    On June 22, artist Domenic Esposito and gallery owner Fernando Luis Alvarez placed a 10-foot-long sculpture, depicting the spoon heroin addicts use to cook the drug before injecting it, outside Purdue Pharma's property, according to The New York Times.  By Harrison Cook -
  7. Nurses at Staten Island University Hospital plan July 3 strike

    Nurses at Staten Island (N.Y.) University Hospital's North site, part of New Hyde Park, N.Y.-based Northwell Health, notified hospital officials of their intent to strike next month over alleged unfair labor practices, reports the Staten Island Advance.  By Kelly Gooch -
  8. Houston hospital's Medicare funding in jeopardy

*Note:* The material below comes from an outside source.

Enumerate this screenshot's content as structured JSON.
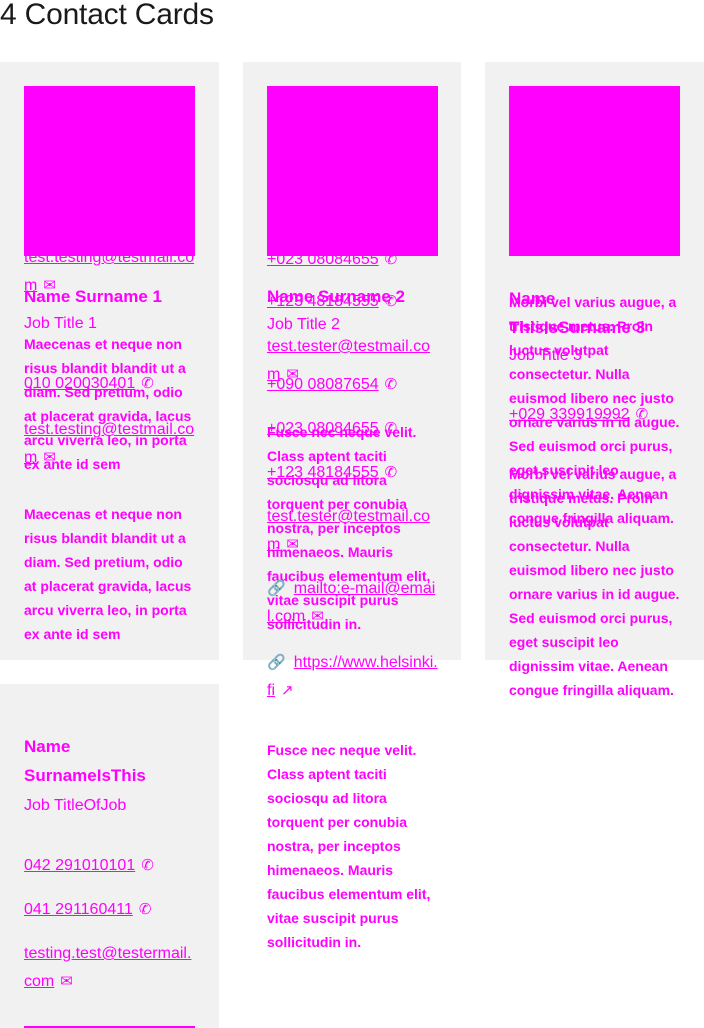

    Baylor St. Luke's Medical Center in Houston, part of Englewood, Colo.-based Catholic Health Initiatives, learned June 22 it could lose federal funding for its heart transplant program, according to a Houston Chronicle and ProPublica report.  By Kelly Gooch -
  9. Feds want 12+ years in prison for ex-CEO of senior living network over $20M kickback scheme

    Federal prosecutors are recommending a 12-year prison sentence for James Burkhart, the former CEO of Indianapolis-based American Senior Communities, for his role in a $20 million healthcare fraud scheme, according to the Indianapolis Star.  By Alia Paavola -

Featured Whitepapers


Top 40 Articles from the Past 6 Months